__Work request__
Return each line of the entries that holds the string "name".

Data items:
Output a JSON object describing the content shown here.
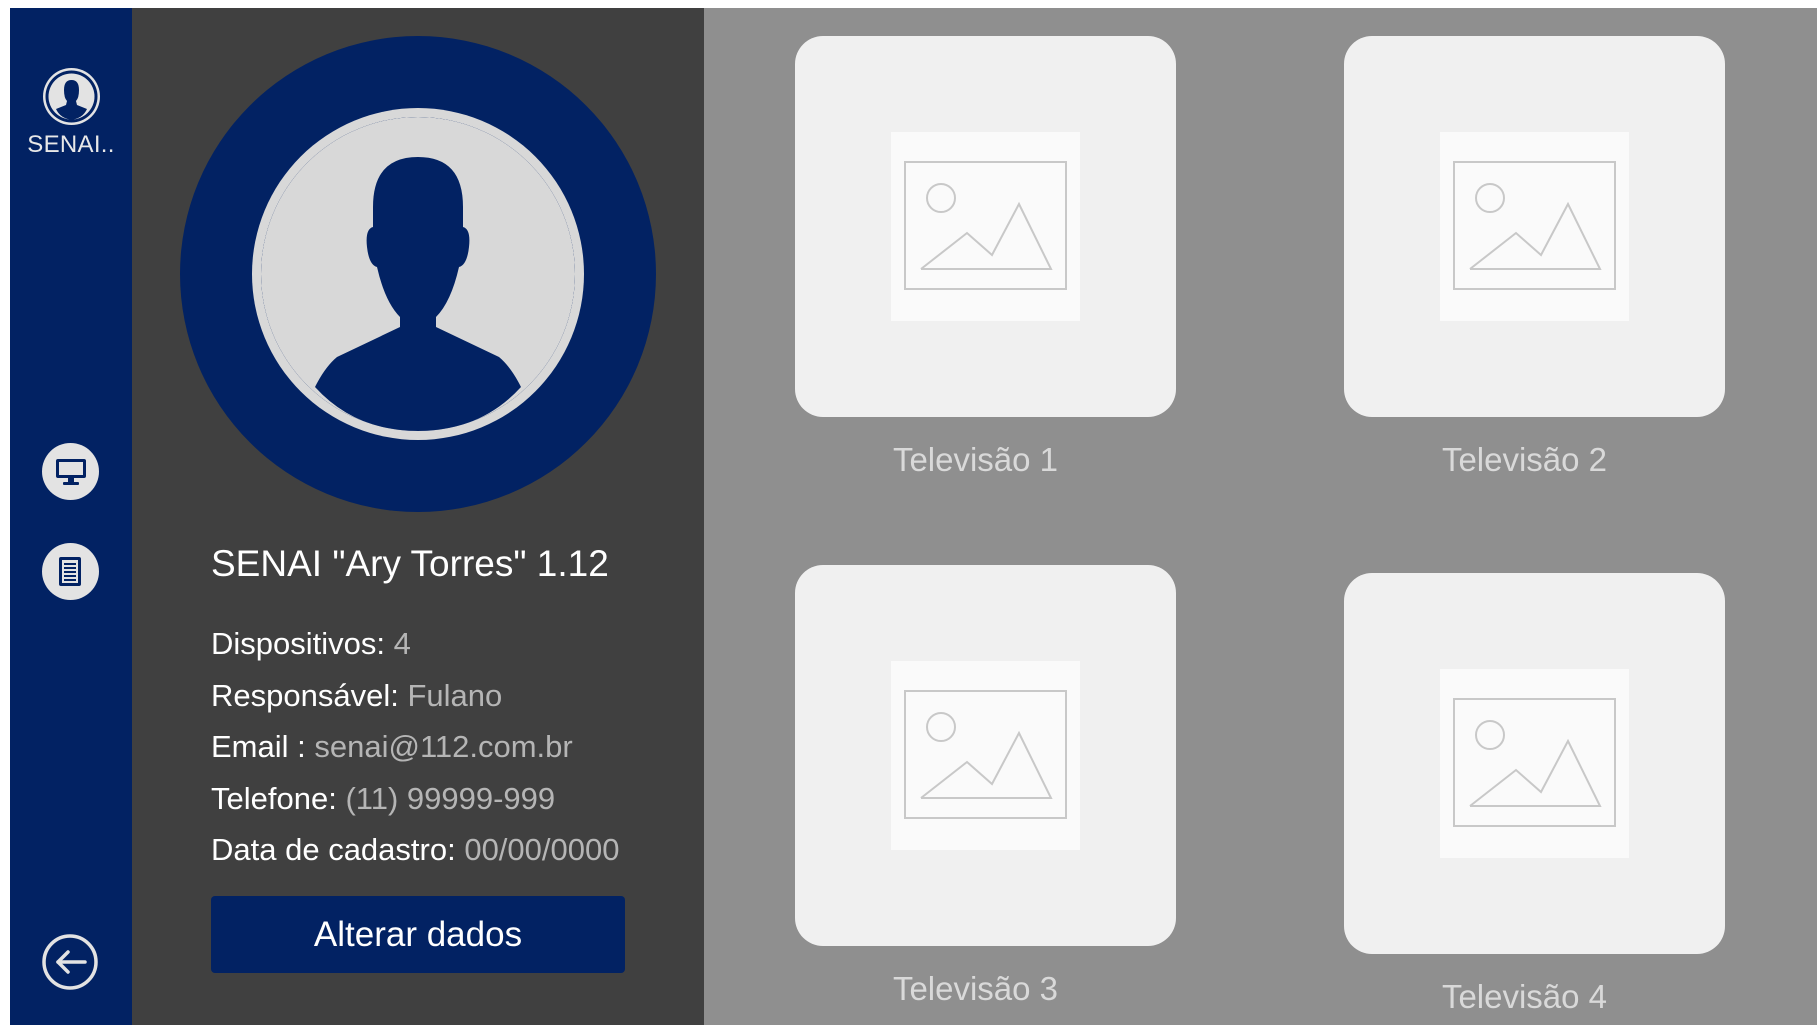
{
  "sidebar": {
    "user_label": "SENAI..",
    "items": [
      {
        "name": "monitor-icon"
      },
      {
        "name": "document-icon"
      }
    ],
    "logout_icon": "logout-icon"
  },
  "profile": {
    "title": "SENAI \"Ary Torres\" 1.12",
    "fields": [
      {
        "label": "Dispositivos: ",
        "value": "4"
      },
      {
        "label": "Responsável: ",
        "value": "Fulano"
      },
      {
        "label": "Email : ",
        "value": "senai@112.com.br"
      },
      {
        "label": "Telefone: ",
        "value": "(11) 99999-999"
      },
      {
        "label": "Data de cadastro: ",
        "value": "00/00/0000"
      }
    ],
    "edit_button": "Alterar dados"
  },
  "devices": [
    {
      "name": "Televisão 1"
    },
    {
      "name": "Televisão 2"
    },
    {
      "name": "Televisão 3"
    },
    {
      "name": "Televisão 4"
    }
  ],
  "colors": {
    "sidebar": "#022263",
    "panel": "#404040",
    "main": "#8f8f8f",
    "card": "#f0f0f0"
  }
}
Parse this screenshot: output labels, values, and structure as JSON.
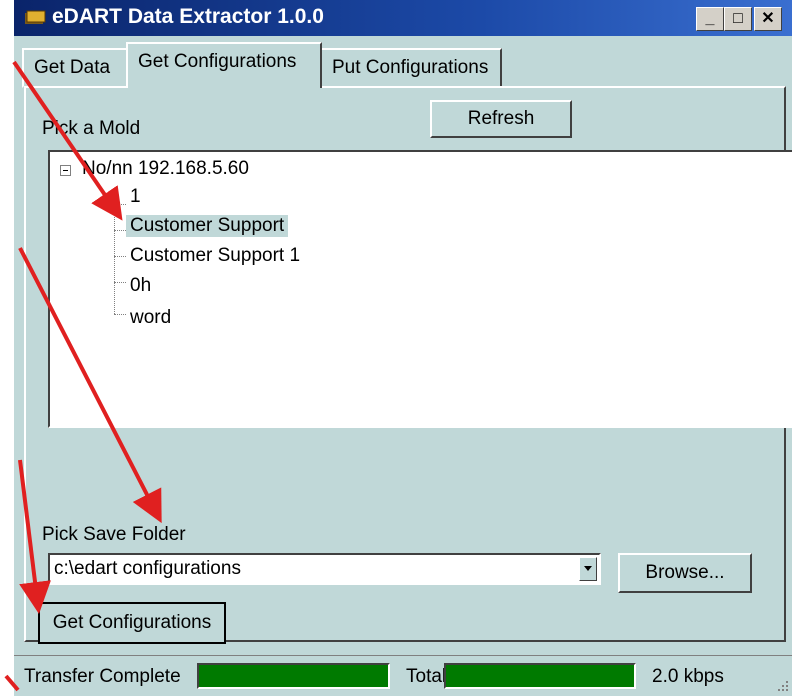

__Your solution__
        "name": "monitor-icon"
        "name": "document-icon"
      "name": "Televisão 1"
      "name": "Televisão 2"
      "name": "Televisão 3"
      "name": "Televisão 4"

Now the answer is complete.